Even baby shoes are usually designed with the widest part of the shoe at the toe box.
However, at a certain age, shoes are then designed with a narrow toe box and the widest part of the shoe becomes the ball of the foot. Based on research Dr. McClanahan has done, the narrow toe box along with other characteristics of modern footwear have resulted in an increase in foot problems in the Western world.
Dr. McClanahan then set about to design an orthotic device that would help reverse the detrimental effects of modern footwear. His solution is a toe-spacing device called CorrectToes. Dr. McClanahan recommends wearing CorrectToes and natural footwear to alleviate and remedy issues caused by wearing modern footwear.

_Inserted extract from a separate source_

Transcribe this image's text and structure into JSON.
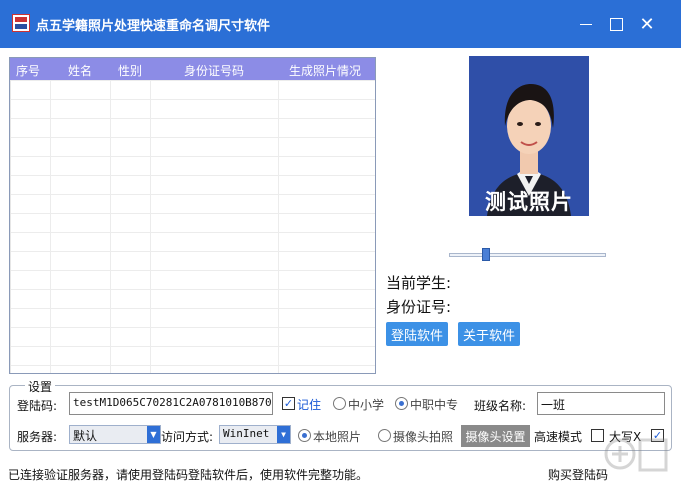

I was convinced, but it was too late to cancel the appointment I made with the podiatrist. I went to the appointment and brought up the subject of footwear possibly causing my bunionette issue. The podiatrist politely stated that we weren’t even going to have that conversation. He specifically stated that he didn’t buy the idea that footwear alone could cause bunionette issues. His recommendation was to use cork padding to alleviate the pressure on my bunionettes.
The weekend of my discovery of CorrectToes, I placed an order for my first pair. I also ordered two pairs of Altra athletic footwear; one pair for everyday wear and the other pair for working in the yard. I began wearing the CorrectToes device and Altra athletic footwear on July 11, 2018. I noticed an immediate difference; the pain from my bunionettes subsided quite a bit. I also noticed that wearing CorrectToes made me walk differently. I walked more flat footed instead of rolling from heel to toe.
My first pair of CorrectToes finally wore out in April this year, so I began wearing a new pair. Dr. McClanahan recommends using old shoe inserts to spread the first or last post as part of the process of widening toe splay. My concern with using old shoe inserts is mold. I wash my CorrectToes twice a week and I would worry about the piece of shoe insert retaining moisture, resulting in mold. I came up with the idea of cutting up my old pair of CorrectToes and using the cut pieces to expand the fourth post on my second pair. The first and fourth posts are hollow, so I cut one side of the fourth post to use as a shim. CorrectToes are made of silicone, which is naturally mold resistant.
Wearing my second pair of CorrectToes led to the development of a corn on the left side of my left fourth toe, so I began only wearing them for about 4 hours a day. I think the ridges from the molds used to manufacture CorrecToes was the cause. Limited wear time meant that I wouldn’t be wearing CorrectToes when I went for walks. I still wore my Altra athletic footwear though. My feet bothered me a little when I walked without the CorrectToes. The discomfort wasn’t bad, but I noticed a difference.
When the corn on my left fourth toe got better, I was able to wear CorrectToes again while going for walks. I experienced a noticeable relief in foot discomfort while wearing the CorrectToes during my walks. So, wearing CorrectToes definitely makes a difference.
Contrary to what Dr. McClanahan states in one of his videos, I find that wearing CorrectToes isn’t that comfortable. I also dislike the fact that they tend to slide down toward the end of my toes, especially when I’m wearing Crocs slides. I find myself frequently sliding the CorrectToes back down when I’m at home. I’ve tried all of the suggestions about remedying the sliding issue: I wore CorrectToes over toe socks, I cut the bottom tips of the first and fourth posts, and I wore CorrectToes under regular socks while wearing shoes. Wearing shoes and socks does a fair job of alleviating the sliding, but I don’t wear shoes and socks in my home. I only wear Crocs slides. Although the CorrectToes aren’t comfortable to wear, the alternative is much worse.
Post header image courtesy of Free-Photos at Pixabay